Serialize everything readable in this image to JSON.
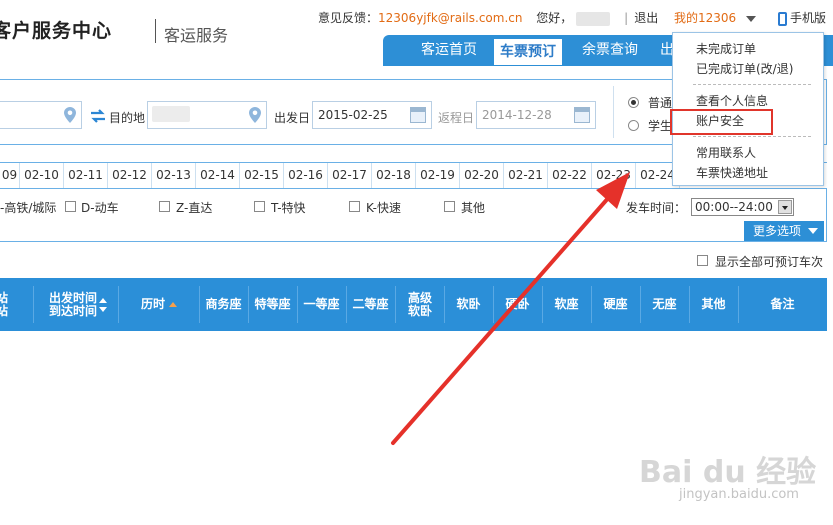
{
  "header": {
    "logo_text": "客户服务中心",
    "logo_sub": "客运服务",
    "feedback_label": "意见反馈：",
    "feedback_email": "12306yjfk@rails.com.cn",
    "greeting": "您好，",
    "logout": "退出",
    "my12306": "我的12306",
    "mobile": "手机版"
  },
  "nav": {
    "items": [
      "客运首页",
      "车票预订",
      "余票查询",
      "出"
    ],
    "active": "车票预订"
  },
  "search": {
    "to_label": "目的地",
    "depart_label": "出发日",
    "depart_value": "2015-02-25",
    "return_label": "返程日",
    "return_value": "2014-12-28",
    "ticket_types": [
      {
        "label": "普通",
        "selected": true
      },
      {
        "label": "学生",
        "selected": false
      }
    ]
  },
  "dates": [
    "09",
    "02-10",
    "02-11",
    "02-12",
    "02-13",
    "02-14",
    "02-15",
    "02-16",
    "02-17",
    "02-18",
    "02-19",
    "02-20",
    "02-21",
    "02-22",
    "02-23",
    "02-24"
  ],
  "filters": {
    "train_types": [
      "-高铁/城际",
      "D-动车",
      "Z-直达",
      "T-特快",
      "K-快速",
      "其他"
    ],
    "depart_time_label": "发车时间：",
    "depart_time_value": "00:00--24:00",
    "more_options": "更多选项",
    "show_all": "显示全部可预订车次"
  },
  "table": {
    "col_station_top": "站",
    "col_station_bottom": "站",
    "col_time_top": "出发时间",
    "col_time_bottom": "到达时间",
    "col_duration": "历时",
    "cols": [
      "商务座",
      "特等座",
      "一等座",
      "二等座",
      "高级软卧",
      "软卧",
      "硬卧",
      "软座",
      "硬座",
      "无座",
      "其他",
      "备注"
    ]
  },
  "dropdown": {
    "items": [
      "未完成订单",
      "已完成订单(改/退)",
      "查看个人信息",
      "账户安全",
      "常用联系人",
      "车票快递地址"
    ],
    "highlighted": "账户安全"
  },
  "watermark": {
    "main": "Bai du 经验",
    "sub": "jingyan.baidu.com"
  },
  "colors": {
    "nav_blue": "#2d8fd6",
    "link_orange": "#e26b14",
    "annotation_red": "#e0352b"
  }
}
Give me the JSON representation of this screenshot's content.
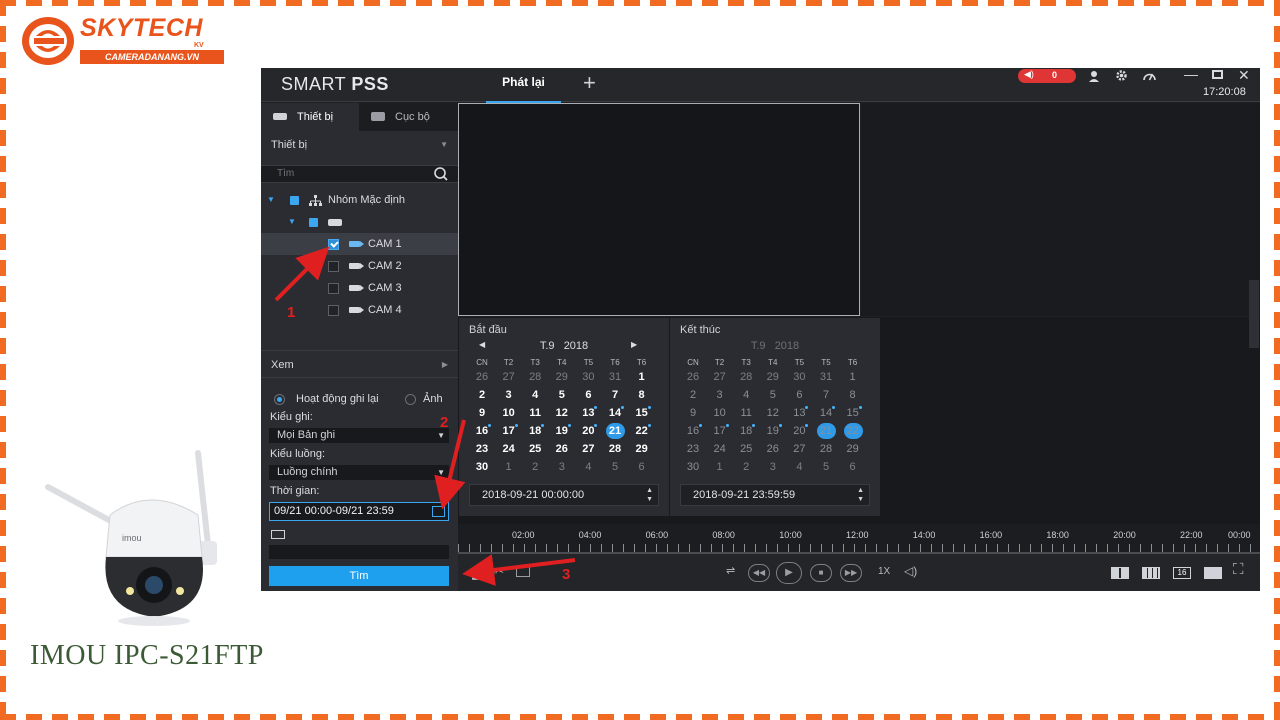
{
  "logo": {
    "name": "SKYTECH",
    "suffix": "KV",
    "url": "CAMERADANANG.VN"
  },
  "product_title": "IMOU IPC-S21FTP",
  "camera_brand": "imou",
  "app": {
    "brand_light": "SMART ",
    "brand_bold": "PSS",
    "active_tab": "Phát lại",
    "add_tab": "+",
    "alarm_count": "0",
    "clock": "17:20:08",
    "titlebar_icons": [
      "user-icon",
      "gear-icon",
      "gauge-icon",
      "minimize-icon",
      "maximize-icon",
      "close-icon"
    ]
  },
  "left_panel": {
    "tabs": [
      {
        "label": "Thiết bị"
      },
      {
        "label": "Cục bộ"
      }
    ],
    "device_header": "Thiết bị",
    "search_placeholder": "Tìm",
    "group_label": "Nhóm Mặc định",
    "cameras": [
      {
        "label": "CAM 1",
        "checked": true
      },
      {
        "label": "CAM 2",
        "checked": false
      },
      {
        "label": "CAM 3",
        "checked": false
      },
      {
        "label": "CAM 4",
        "checked": false
      }
    ],
    "view_header": "Xem",
    "radio_record": "Hoạt động ghi lại",
    "radio_image": "Ảnh",
    "record_type_label": "Kiểu ghi:",
    "record_type_value": "Mọi Bản ghi",
    "stream_label": "Kiểu luồng:",
    "stream_value": "Luồng chính",
    "time_label": "Thời gian:",
    "time_value": "09/21 00:00-09/21 23:59",
    "search_button": "Tìm"
  },
  "calendar_start": {
    "title": "Bắt đầu",
    "month": "T.9",
    "year": "2018",
    "weekdays": [
      "CN",
      "T2",
      "T3",
      "T4",
      "T5",
      "T6",
      "T6"
    ],
    "weeks": [
      [
        "26",
        "27",
        "28",
        "29",
        "30",
        "31",
        "1"
      ],
      [
        "2",
        "3",
        "4",
        "5",
        "6",
        "7",
        "8"
      ],
      [
        "9",
        "10",
        "11",
        "12",
        "13",
        "14",
        "15"
      ],
      [
        "16",
        "17",
        "18",
        "19",
        "20",
        "21",
        "22"
      ],
      [
        "23",
        "24",
        "25",
        "26",
        "27",
        "28",
        "29"
      ],
      [
        "30",
        "1",
        "2",
        "3",
        "4",
        "5",
        "6"
      ]
    ],
    "datetime": "2018-09-21 00:00:00"
  },
  "calendar_end": {
    "title": "Kết thúc",
    "month": "T.9",
    "year": "2018",
    "weekdays": [
      "CN",
      "T2",
      "T3",
      "T4",
      "T5",
      "T5",
      "T6"
    ],
    "weeks": [
      [
        "26",
        "27",
        "28",
        "29",
        "30",
        "31",
        "1"
      ],
      [
        "2",
        "3",
        "4",
        "5",
        "6",
        "7",
        "8"
      ],
      [
        "9",
        "10",
        "11",
        "12",
        "13",
        "14",
        "15"
      ],
      [
        "16",
        "17",
        "18",
        "19",
        "20",
        "21",
        "22"
      ],
      [
        "23",
        "24",
        "25",
        "26",
        "27",
        "28",
        "29"
      ],
      [
        "30",
        "1",
        "2",
        "3",
        "4",
        "5",
        "6"
      ]
    ],
    "datetime": "2018-09-21 23:59:59"
  },
  "timeline_labels": [
    "02:00",
    "04:00",
    "06:00",
    "08:00",
    "10:00",
    "12:00",
    "14:00",
    "16:00",
    "18:00",
    "20:00",
    "22:00",
    "00:00"
  ],
  "controls": {
    "speed": "1X",
    "layout_16": "16"
  },
  "steps": [
    "1",
    "2",
    "3"
  ],
  "colors": {
    "accent": "#3aa7f0",
    "brand_orange": "#e8541b",
    "annotation_red": "#e02020",
    "alarm_red": "#e03535"
  }
}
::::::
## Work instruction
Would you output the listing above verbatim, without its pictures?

## Output of the task
Serialize everything readable in this image to JSON.
{
  "header": {
    "logo_text": "客户服务中心",
    "logo_sub": "客运服务",
    "feedback_label": "意见反馈：",
    "feedback_email": "12306yjfk@rails.com.cn",
    "greeting": "您好，",
    "logout": "退出",
    "my12306": "我的12306",
    "mobile": "手机版"
  },
  "nav": {
    "items": [
      "客运首页",
      "车票预订",
      "余票查询",
      "出"
    ],
    "active": "车票预订"
  },
  "search": {
    "to_label": "目的地",
    "depart_label": "出发日",
    "depart_value": "2015-02-25",
    "return_label": "返程日",
    "return_value": "2014-12-28",
    "ticket_types": [
      {
        "label": "普通",
        "selected": true
      },
      {
        "label": "学生",
        "selected": false
      }
    ]
  },
  "dates": [
    "09",
    "02-10",
    "02-11",
    "02-12",
    "02-13",
    "02-14",
    "02-15",
    "02-16",
    "02-17",
    "02-18",
    "02-19",
    "02-20",
    "02-21",
    "02-22",
    "02-23",
    "02-24"
  ],
  "filters": {
    "train_types": [
      "-高铁/城际",
      "D-动车",
      "Z-直达",
      "T-特快",
      "K-快速",
      "其他"
    ],
    "depart_time_label": "发车时间：",
    "depart_time_value": "00:00--24:00",
    "more_options": "更多选项",
    "show_all": "显示全部可预订车次"
  },
  "table": {
    "col_station_top": "站",
    "col_station_bottom": "站",
    "col_time_top": "出发时间",
    "col_time_bottom": "到达时间",
    "col_duration": "历时",
    "cols": [
      "商务座",
      "特等座",
      "一等座",
      "二等座",
      "高级软卧",
      "软卧",
      "硬卧",
      "软座",
      "硬座",
      "无座",
      "其他",
      "备注"
    ]
  },
  "dropdown": {
    "items": [
      "未完成订单",
      "已完成订单(改/退)",
      "查看个人信息",
      "账户安全",
      "常用联系人",
      "车票快递地址"
    ],
    "highlighted": "账户安全"
  },
  "watermark": {
    "main": "Bai du 经验",
    "sub": "jingyan.baidu.com"
  },
  "colors": {
    "nav_blue": "#2d8fd6",
    "link_orange": "#e26b14",
    "annotation_red": "#e0352b"
  }
}
Give me the JSON representation of this screenshot's content.
{
  "logo": {
    "name": "SKYTECH",
    "suffix": "KV",
    "url": "CAMERADANANG.VN"
  },
  "product_title": "IMOU IPC-S21FTP",
  "camera_brand": "imou",
  "app": {
    "brand_light": "SMART ",
    "brand_bold": "PSS",
    "active_tab": "Phát lại",
    "add_tab": "+",
    "alarm_count": "0",
    "clock": "17:20:08",
    "titlebar_icons": [
      "user-icon",
      "gear-icon",
      "gauge-icon",
      "minimize-icon",
      "maximize-icon",
      "close-icon"
    ]
  },
  "left_panel": {
    "tabs": [
      {
        "label": "Thiết bị"
      },
      {
        "label": "Cục bộ"
      }
    ],
    "device_header": "Thiết bị",
    "search_placeholder": "Tìm",
    "group_label": "Nhóm Mặc định",
    "cameras": [
      {
        "label": "CAM 1",
        "checked": true
      },
      {
        "label": "CAM 2",
        "checked": false
      },
      {
        "label": "CAM 3",
        "checked": false
      },
      {
        "label": "CAM 4",
        "checked": false
      }
    ],
    "view_header": "Xem",
    "radio_record": "Hoạt động ghi lại",
    "radio_image": "Ảnh",
    "record_type_label": "Kiểu ghi:",
    "record_type_value": "Mọi Bản ghi",
    "stream_label": "Kiểu luồng:",
    "stream_value": "Luồng chính",
    "time_label": "Thời gian:",
    "time_value": "09/21 00:00-09/21 23:59",
    "search_button": "Tìm"
  },
  "calendar_start": {
    "title": "Bắt đầu",
    "month": "T.9",
    "year": "2018",
    "weekdays": [
      "CN",
      "T2",
      "T3",
      "T4",
      "T5",
      "T6",
      "T6"
    ],
    "weeks": [
      [
        "26",
        "27",
        "28",
        "29",
        "30",
        "31",
        "1"
      ],
      [
        "2",
        "3",
        "4",
        "5",
        "6",
        "7",
        "8"
      ],
      [
        "9",
        "10",
        "11",
        "12",
        "13",
        "14",
        "15"
      ],
      [
        "16",
        "17",
        "18",
        "19",
        "20",
        "21",
        "22"
      ],
      [
        "23",
        "24",
        "25",
        "26",
        "27",
        "28",
        "29"
      ],
      [
        "30",
        "1",
        "2",
        "3",
        "4",
        "5",
        "6"
      ]
    ],
    "datetime": "2018-09-21 00:00:00"
  },
  "calendar_end": {
    "title": "Kết thúc",
    "month": "T.9",
    "year": "2018",
    "weekdays": [
      "CN",
      "T2",
      "T3",
      "T4",
      "T5",
      "T5",
      "T6"
    ],
    "weeks": [
      [
        "26",
        "27",
        "28",
        "29",
        "30",
        "31",
        "1"
      ],
      [
        "2",
        "3",
        "4",
        "5",
        "6",
        "7",
        "8"
      ],
      [
        "9",
        "10",
        "11",
        "12",
        "13",
        "14",
        "15"
      ],
      [
        "16",
        "17",
        "18",
        "19",
        "20",
        "21",
        "22"
      ],
      [
        "23",
        "24",
        "25",
        "26",
        "27",
        "28",
        "29"
      ],
      [
        "30",
        "1",
        "2",
        "3",
        "4",
        "5",
        "6"
      ]
    ],
    "datetime": "2018-09-21 23:59:59"
  },
  "timeline_labels": [
    "02:00",
    "04:00",
    "06:00",
    "08:00",
    "10:00",
    "12:00",
    "14:00",
    "16:00",
    "18:00",
    "20:00",
    "22:00",
    "00:00"
  ],
  "controls": {
    "speed": "1X",
    "layout_16": "16"
  },
  "steps": [
    "1",
    "2",
    "3"
  ],
  "colors": {
    "accent": "#3aa7f0",
    "brand_orange": "#e8541b",
    "annotation_red": "#e02020",
    "alarm_red": "#e03535"
  }
}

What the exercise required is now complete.